Note that with this scrupulous IOOI planning (Figure 3) already in 2019/20 (the first year of Wellbeing budget and also first pandemic year), New Zealand was well on the way to achieving the targeted impacts: AHC50 – 18.4% (4.4 percentage points (ppt) reduction), BHC – 13.8% (2.7 ppt reduction) and material hardship – 11.3% (2 ppt reduction).
In contrast to this, unfortunately, Malaysia budget is mostly the epitome of the “traditional budget process”.
For example, Covid-19 led to a large number of orphans. Children are the nation’s future, and how we handle this problem now will undoubtedly have an intergenerational impact on all of us. But, unfortunately, the only thing that our budget states: “Government will provide RM25 million to Yayasan Keluarga Malaysia to lead efforts in protecting the welfare, education and future of these orphans” (p 8. Budget Speech 2022, Keluarga Malaysia, Makmur Sejahtera) and full stop there.
Notably, just a few paras below on the same page in the same document we read: “The Government would like to urge all parties, including NGOs, local communities, local leaders and even the corporate sector to play a role in ensuring the welfare of these children continue to be safeguarded“.
Isn’t it too often in this country it seems to be somebody else’s job and not that of policymakers to make an impact?
Doesn’t it sound familiar—pump money in, no specifics, no targeted outcomes and impacts, just full stop there? But have not we seen this already, Malaysians, how humongous funds can be created and budgeted that claim to help orphans or other causes with no clear and transparent expected outcomes and impacts? And then these funds get misappropriated.
Budgeting for “flood preparedness” is another sad example in Malaysia budget 2022: “In facing the upcoming flood season during the North East monsoon, the preparedness of the National Disaster Management Agency will be critical. For 2022, RM100 million will be provided to, amongst others, reduce the burden of flood via the distribution of food kits.” (p 32).
Where are the specifics that can make an impact? Budgeting for handouts is not “flood preparedness”. Where is the solid plan to eliminate the problem for generations to come?

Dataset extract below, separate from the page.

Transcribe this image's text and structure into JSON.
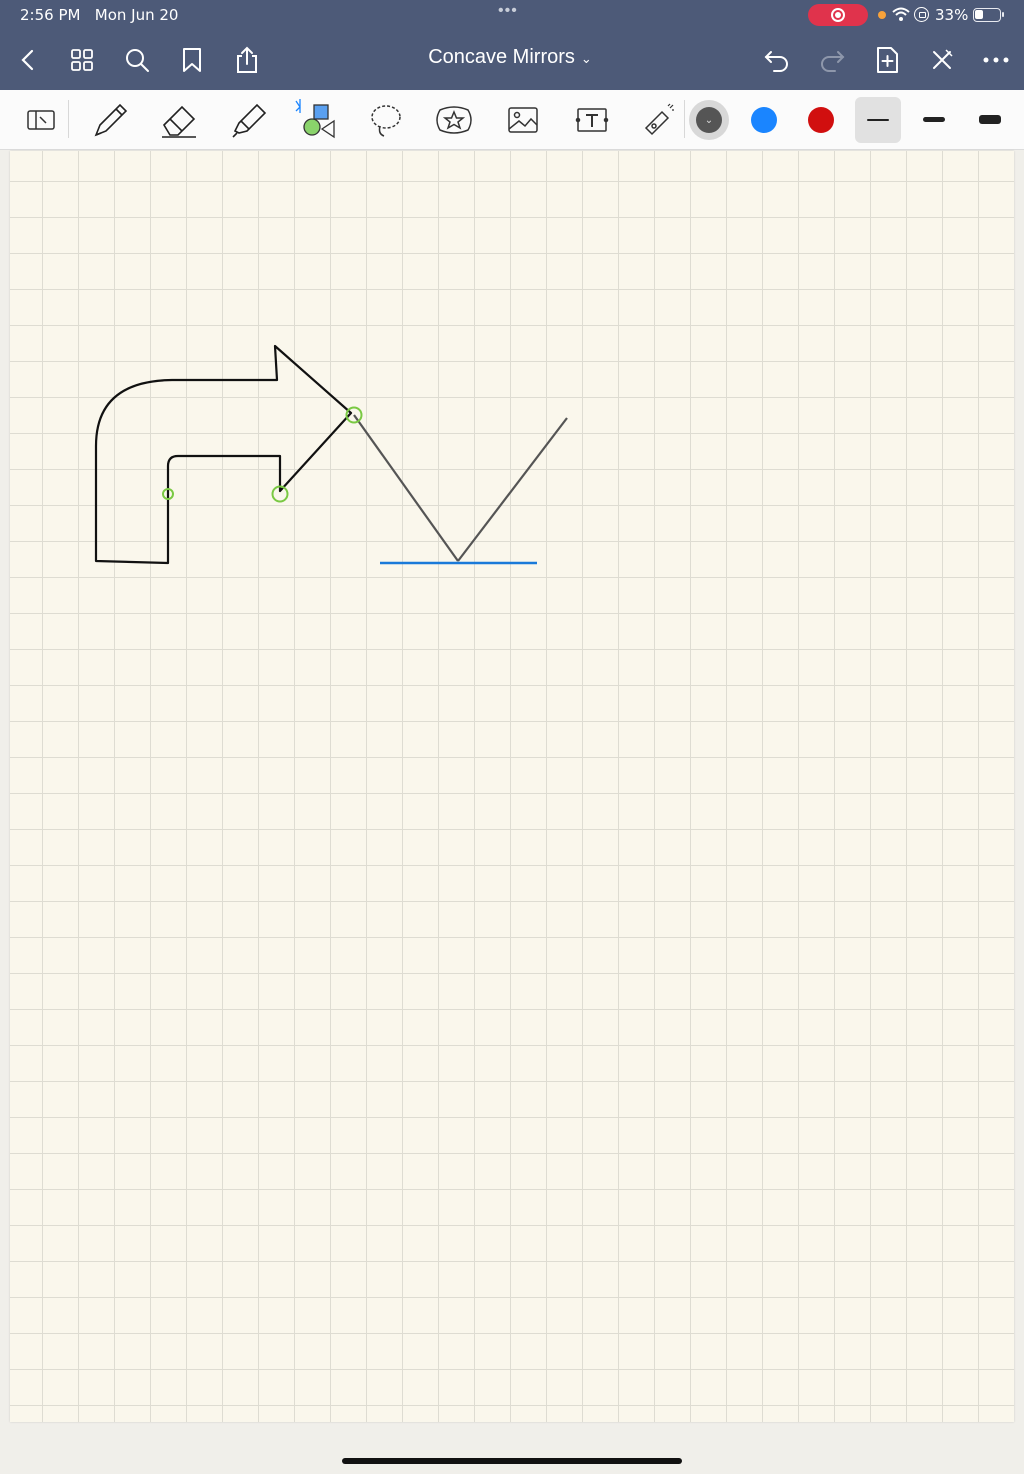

Given the dire state of our nation, we need a solid framework to keep our public servants doing their job and hold them responsible for it. We must imbed the IOOI approach into our budget and cascade it down the reporting line through all the agencies and ministries. Clearly Malaysia and Malaysians deserve better than BS22 (aptly abbreviated pdf file name for Malaysia Budget Speech 2022).
If Malaysia Budget document claims to be based on Malaysian 12 Plan then it has to show this clear linkage which is only possible through IOOI framework.

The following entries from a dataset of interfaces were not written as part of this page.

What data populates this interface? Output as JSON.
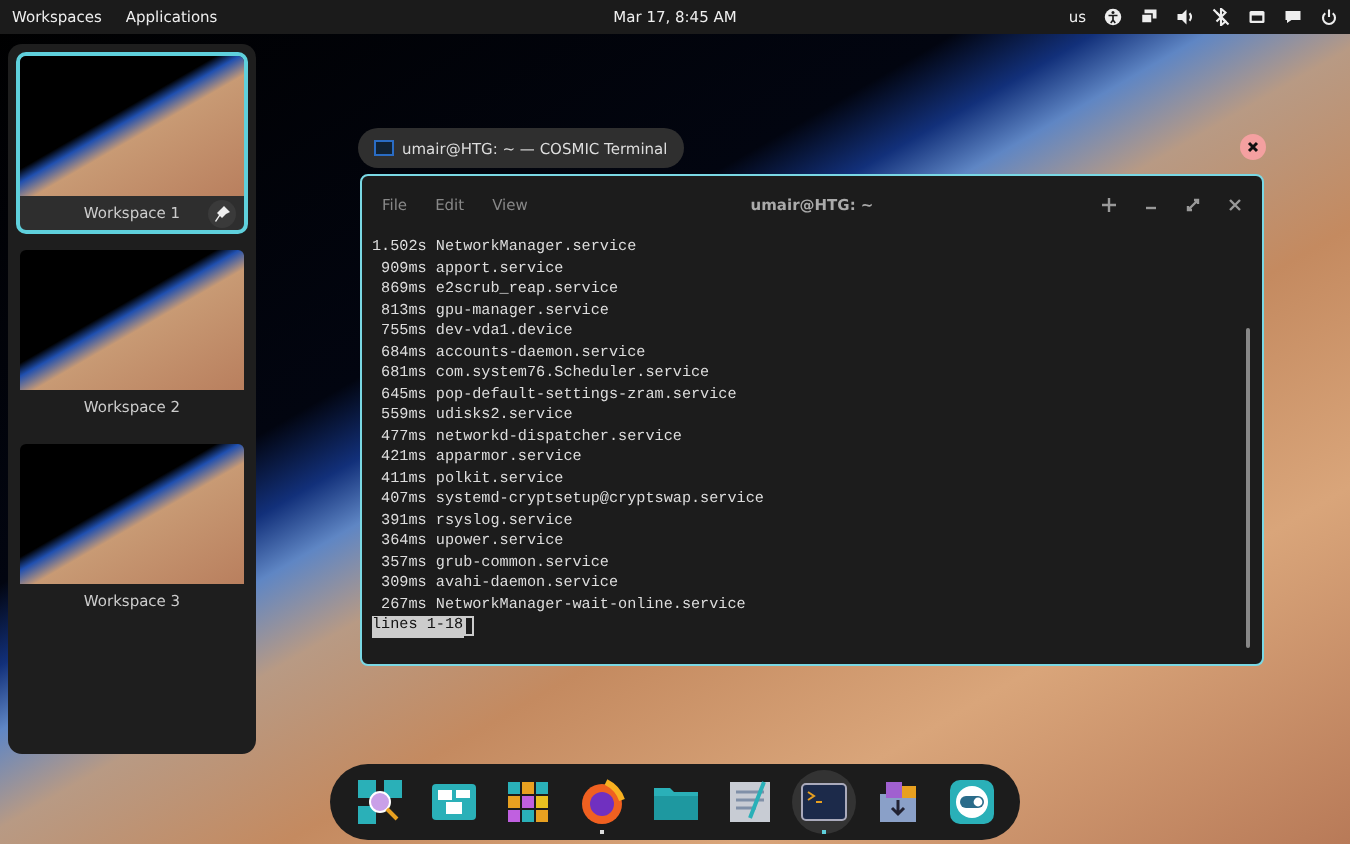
{
  "top_bar": {
    "menus": [
      "Workspaces",
      "Applications"
    ],
    "clock": "Mar 17, 8:45 AM",
    "keyboard_layout": "us"
  },
  "workspaces": [
    {
      "label": "Workspace 1",
      "selected": true
    },
    {
      "label": "Workspace 2",
      "selected": false
    },
    {
      "label": "Workspace 3",
      "selected": false
    }
  ],
  "window_label": {
    "title": "umair@HTG: ~ — COSMIC Terminal"
  },
  "terminal": {
    "menus": [
      "File",
      "Edit",
      "View"
    ],
    "title": "umair@HTG: ~",
    "lines": [
      "1.502s NetworkManager.service",
      " 909ms apport.service",
      " 869ms e2scrub_reap.service",
      " 813ms gpu-manager.service",
      " 755ms dev-vda1.device",
      " 684ms accounts-daemon.service",
      " 681ms com.system76.Scheduler.service",
      " 645ms pop-default-settings-zram.service",
      " 559ms udisks2.service",
      " 477ms networkd-dispatcher.service",
      " 421ms apparmor.service",
      " 411ms polkit.service",
      " 407ms systemd-cryptsetup@cryptswap.service",
      " 391ms rsyslog.service",
      " 364ms upower.service",
      " 357ms grub-common.service",
      " 309ms avahi-daemon.service",
      " 267ms NetworkManager-wait-online.service"
    ],
    "status": "lines 1-18"
  },
  "dock": [
    {
      "running": false,
      "selected": false
    },
    {
      "running": false,
      "selected": false
    },
    {
      "running": false,
      "selected": false
    },
    {
      "running": true,
      "selected": false
    },
    {
      "running": false,
      "selected": false
    },
    {
      "running": false,
      "selected": false
    },
    {
      "running": true,
      "selected": true
    },
    {
      "running": false,
      "selected": false
    },
    {
      "running": false,
      "selected": false
    }
  ]
}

The absence of such a basic and essential approach to date explains why we are so poor at implementing and maintaining national policies and plans and are always short of our targets.At EMIR Research, we would like to emphasise again how crucial implementing the IOOI approach is to our nation’s very survival at the current junction. Only leaders who are genuinely interested in rebuilding Malaysia from ruins would prioritise and champion IOOI implementation at various echelons of public service. In contrast, those interested in preserving leakages, loopholes and mediocracy in decision-making would ignore, postpone, or outright oppose it. We, the rakyat, have the right to demand this!
Rais Hussin and Margarita Peredaryenko are part of the research team of EMIR Research, an independent think tank focused on strategic policy recommendations based on rigorous research.